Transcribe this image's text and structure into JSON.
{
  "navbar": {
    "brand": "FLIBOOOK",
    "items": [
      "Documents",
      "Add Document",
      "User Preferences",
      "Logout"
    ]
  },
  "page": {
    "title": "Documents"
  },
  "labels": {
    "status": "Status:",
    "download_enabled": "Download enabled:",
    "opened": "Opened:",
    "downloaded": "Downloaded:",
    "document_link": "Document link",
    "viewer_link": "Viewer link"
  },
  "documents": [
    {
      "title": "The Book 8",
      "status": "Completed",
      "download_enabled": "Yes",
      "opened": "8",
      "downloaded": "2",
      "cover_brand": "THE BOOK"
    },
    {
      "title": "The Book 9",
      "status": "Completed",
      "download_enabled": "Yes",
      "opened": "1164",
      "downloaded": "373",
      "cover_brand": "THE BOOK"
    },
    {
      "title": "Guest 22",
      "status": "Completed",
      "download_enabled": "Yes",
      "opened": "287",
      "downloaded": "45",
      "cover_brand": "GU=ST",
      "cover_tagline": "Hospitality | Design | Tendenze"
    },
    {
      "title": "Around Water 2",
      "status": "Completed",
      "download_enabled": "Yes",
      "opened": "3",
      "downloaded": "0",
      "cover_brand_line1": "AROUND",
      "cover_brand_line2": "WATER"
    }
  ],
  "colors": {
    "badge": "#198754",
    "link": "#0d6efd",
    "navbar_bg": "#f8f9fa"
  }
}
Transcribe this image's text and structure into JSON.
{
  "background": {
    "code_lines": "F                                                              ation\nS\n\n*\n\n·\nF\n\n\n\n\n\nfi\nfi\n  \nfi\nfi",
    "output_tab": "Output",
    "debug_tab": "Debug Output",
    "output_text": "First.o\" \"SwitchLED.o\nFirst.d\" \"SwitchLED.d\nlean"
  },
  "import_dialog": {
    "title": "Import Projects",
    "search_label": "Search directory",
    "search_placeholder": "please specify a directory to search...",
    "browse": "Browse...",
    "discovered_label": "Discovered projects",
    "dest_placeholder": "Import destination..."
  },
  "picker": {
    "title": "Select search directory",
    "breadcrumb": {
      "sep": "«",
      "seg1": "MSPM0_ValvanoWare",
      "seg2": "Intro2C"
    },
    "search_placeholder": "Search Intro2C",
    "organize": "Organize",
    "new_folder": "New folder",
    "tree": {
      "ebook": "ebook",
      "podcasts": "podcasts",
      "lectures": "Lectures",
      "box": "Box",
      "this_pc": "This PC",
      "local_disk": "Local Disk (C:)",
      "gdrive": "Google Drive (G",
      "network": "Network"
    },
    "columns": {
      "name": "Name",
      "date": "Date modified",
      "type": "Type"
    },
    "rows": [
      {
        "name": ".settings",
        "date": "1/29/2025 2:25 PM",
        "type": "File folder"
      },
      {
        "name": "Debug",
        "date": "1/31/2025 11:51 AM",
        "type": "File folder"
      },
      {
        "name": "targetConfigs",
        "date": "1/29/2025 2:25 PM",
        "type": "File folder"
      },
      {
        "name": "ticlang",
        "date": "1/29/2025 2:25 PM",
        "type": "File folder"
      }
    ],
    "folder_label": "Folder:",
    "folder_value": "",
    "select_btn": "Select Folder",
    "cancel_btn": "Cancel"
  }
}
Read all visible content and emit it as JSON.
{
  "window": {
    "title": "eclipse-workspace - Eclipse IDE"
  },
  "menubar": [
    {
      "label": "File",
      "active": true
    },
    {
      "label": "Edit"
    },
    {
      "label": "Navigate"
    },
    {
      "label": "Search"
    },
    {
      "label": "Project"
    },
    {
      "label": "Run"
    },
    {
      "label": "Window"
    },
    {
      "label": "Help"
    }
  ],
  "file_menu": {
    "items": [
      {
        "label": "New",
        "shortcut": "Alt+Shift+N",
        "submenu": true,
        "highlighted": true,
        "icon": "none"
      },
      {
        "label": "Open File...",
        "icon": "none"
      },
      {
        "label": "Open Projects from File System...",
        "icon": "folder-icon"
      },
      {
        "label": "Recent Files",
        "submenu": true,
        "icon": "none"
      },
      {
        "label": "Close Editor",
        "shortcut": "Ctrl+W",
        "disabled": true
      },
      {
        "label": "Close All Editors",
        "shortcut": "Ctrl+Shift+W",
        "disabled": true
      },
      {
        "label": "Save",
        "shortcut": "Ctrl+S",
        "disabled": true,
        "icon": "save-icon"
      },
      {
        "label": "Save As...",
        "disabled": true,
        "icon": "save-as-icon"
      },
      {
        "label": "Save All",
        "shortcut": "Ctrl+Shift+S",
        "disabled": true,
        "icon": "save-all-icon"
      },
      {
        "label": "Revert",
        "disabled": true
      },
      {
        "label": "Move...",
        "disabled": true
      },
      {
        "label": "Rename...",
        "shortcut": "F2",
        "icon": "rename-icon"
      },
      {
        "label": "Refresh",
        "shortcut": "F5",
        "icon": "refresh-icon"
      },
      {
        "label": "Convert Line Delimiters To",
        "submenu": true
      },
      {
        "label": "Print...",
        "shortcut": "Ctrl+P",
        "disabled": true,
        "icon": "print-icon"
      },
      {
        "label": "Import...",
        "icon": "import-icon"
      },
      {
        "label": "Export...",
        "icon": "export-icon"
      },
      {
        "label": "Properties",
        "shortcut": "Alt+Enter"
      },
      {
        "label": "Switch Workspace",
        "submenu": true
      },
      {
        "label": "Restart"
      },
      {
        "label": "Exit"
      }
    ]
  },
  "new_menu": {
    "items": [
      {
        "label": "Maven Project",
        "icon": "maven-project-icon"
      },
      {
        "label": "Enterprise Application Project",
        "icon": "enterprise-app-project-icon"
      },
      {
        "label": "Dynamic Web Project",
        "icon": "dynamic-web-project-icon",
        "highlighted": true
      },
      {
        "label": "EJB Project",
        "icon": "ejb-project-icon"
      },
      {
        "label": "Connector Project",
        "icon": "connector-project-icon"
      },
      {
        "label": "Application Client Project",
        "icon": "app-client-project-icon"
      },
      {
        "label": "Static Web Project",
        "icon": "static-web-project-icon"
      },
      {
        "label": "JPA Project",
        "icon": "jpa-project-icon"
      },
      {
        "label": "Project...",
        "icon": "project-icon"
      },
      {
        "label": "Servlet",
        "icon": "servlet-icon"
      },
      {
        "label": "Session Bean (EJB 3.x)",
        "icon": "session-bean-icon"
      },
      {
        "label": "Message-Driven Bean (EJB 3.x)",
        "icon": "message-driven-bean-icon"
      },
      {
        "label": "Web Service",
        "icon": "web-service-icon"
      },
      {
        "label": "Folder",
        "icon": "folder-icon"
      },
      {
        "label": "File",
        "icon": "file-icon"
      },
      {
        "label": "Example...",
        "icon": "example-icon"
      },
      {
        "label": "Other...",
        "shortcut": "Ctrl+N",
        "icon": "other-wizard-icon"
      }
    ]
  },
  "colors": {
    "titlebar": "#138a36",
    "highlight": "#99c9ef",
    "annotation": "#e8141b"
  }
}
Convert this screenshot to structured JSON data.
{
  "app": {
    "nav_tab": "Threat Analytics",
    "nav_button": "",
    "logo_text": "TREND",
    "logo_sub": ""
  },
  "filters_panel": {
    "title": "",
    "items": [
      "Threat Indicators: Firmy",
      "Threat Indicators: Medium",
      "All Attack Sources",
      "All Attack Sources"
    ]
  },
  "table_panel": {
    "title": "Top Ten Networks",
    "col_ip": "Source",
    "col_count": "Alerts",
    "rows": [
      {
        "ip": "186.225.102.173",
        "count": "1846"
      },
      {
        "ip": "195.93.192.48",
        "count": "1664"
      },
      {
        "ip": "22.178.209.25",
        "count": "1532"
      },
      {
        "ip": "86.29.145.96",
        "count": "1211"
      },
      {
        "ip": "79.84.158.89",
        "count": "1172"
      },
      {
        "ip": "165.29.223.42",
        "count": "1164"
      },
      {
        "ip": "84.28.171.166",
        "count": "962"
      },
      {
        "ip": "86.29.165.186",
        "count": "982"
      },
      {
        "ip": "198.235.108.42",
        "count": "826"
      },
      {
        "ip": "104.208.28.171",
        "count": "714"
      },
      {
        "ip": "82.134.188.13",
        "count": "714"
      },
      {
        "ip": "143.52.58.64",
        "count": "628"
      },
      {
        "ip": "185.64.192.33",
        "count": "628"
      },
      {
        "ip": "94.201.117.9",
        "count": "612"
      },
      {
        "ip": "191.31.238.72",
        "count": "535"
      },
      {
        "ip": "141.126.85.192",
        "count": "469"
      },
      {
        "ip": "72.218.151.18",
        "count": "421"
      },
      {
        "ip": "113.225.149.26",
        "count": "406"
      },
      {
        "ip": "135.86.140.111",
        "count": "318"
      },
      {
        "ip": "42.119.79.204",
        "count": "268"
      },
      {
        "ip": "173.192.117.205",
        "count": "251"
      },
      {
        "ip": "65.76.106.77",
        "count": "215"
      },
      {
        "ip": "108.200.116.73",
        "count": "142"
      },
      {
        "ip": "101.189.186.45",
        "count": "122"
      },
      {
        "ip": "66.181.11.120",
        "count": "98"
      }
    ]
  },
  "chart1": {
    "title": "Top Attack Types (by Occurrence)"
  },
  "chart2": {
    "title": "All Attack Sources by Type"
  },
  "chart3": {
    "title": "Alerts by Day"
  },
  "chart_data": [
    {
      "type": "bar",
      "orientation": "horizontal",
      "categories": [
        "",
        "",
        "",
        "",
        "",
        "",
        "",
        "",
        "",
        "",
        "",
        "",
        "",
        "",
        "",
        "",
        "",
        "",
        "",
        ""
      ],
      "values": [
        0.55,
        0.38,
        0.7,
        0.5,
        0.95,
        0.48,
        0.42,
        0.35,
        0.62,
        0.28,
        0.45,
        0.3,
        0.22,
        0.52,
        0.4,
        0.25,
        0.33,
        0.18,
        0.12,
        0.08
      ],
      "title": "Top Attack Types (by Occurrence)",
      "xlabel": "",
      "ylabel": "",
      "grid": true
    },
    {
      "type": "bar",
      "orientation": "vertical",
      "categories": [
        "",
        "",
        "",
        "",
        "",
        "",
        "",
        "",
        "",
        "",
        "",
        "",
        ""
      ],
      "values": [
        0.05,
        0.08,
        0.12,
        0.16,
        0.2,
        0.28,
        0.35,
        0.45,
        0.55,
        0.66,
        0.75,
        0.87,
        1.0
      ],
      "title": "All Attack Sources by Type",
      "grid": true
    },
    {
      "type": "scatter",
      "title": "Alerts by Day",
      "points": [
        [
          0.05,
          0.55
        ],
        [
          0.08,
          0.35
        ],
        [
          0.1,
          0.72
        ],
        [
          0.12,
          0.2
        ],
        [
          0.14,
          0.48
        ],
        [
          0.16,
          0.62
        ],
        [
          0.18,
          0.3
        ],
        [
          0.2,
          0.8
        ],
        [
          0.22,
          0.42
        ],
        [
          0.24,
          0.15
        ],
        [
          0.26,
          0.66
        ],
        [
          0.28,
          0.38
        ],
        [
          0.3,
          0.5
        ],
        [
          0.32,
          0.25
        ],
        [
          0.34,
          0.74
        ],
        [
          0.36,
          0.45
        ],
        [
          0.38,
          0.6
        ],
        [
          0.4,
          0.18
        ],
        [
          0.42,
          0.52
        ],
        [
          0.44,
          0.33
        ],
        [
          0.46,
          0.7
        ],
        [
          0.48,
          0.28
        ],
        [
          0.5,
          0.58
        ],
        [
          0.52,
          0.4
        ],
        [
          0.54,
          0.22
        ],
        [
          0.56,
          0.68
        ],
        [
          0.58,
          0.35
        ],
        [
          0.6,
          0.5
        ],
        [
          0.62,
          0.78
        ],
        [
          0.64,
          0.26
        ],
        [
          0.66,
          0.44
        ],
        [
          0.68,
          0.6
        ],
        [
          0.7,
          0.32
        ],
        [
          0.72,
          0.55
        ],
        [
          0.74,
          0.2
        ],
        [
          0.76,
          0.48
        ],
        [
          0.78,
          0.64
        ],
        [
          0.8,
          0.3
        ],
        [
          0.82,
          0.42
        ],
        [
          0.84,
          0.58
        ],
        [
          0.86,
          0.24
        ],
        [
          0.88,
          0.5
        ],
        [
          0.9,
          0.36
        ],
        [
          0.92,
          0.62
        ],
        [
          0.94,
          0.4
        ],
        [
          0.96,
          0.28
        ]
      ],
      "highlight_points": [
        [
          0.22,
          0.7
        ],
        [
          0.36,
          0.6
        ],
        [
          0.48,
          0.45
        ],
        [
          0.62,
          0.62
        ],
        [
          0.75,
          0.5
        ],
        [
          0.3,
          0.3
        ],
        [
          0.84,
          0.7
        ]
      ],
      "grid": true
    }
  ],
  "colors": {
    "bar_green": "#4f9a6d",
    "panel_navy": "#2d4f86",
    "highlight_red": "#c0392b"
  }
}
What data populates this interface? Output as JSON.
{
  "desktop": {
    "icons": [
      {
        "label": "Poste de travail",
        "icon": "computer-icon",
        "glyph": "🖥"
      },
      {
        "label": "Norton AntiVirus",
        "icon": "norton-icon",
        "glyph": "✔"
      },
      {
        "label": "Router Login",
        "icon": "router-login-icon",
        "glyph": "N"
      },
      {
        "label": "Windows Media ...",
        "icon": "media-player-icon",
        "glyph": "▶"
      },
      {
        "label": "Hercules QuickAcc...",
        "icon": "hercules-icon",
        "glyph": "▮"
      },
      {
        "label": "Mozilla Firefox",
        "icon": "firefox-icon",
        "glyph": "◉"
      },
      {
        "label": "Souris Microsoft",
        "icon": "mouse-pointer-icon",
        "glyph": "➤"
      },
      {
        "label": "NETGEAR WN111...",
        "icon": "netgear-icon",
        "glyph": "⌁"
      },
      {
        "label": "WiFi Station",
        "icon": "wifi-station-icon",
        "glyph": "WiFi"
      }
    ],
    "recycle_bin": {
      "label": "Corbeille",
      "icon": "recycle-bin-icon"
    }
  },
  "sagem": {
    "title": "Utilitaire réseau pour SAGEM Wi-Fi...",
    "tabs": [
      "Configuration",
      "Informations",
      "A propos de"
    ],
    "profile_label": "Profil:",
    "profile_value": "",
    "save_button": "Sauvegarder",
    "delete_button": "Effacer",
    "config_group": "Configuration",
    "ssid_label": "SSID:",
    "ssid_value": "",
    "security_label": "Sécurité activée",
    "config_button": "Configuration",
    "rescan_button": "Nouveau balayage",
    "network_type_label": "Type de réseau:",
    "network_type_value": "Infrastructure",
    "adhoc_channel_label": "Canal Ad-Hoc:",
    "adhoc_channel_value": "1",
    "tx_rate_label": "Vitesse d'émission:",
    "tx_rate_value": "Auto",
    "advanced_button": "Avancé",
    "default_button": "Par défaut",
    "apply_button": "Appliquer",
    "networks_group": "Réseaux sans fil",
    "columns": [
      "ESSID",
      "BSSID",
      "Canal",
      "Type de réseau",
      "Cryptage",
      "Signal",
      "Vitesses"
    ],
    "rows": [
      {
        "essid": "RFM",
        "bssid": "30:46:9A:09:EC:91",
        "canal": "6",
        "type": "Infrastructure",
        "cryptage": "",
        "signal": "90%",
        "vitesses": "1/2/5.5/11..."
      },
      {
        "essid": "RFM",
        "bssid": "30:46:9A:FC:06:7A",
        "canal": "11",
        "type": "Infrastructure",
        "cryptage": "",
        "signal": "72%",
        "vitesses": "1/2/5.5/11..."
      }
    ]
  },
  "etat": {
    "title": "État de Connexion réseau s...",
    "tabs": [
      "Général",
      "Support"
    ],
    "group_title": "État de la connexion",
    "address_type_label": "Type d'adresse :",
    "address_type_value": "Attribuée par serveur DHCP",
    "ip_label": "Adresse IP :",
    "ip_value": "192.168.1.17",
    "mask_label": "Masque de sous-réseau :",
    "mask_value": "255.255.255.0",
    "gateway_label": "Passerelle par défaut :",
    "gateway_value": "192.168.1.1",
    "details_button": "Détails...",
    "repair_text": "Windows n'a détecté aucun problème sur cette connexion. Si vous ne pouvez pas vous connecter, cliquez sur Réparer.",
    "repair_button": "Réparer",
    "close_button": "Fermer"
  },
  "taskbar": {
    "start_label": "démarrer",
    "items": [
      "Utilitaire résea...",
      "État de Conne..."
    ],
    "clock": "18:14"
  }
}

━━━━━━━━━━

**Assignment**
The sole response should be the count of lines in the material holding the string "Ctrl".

**Result below**
6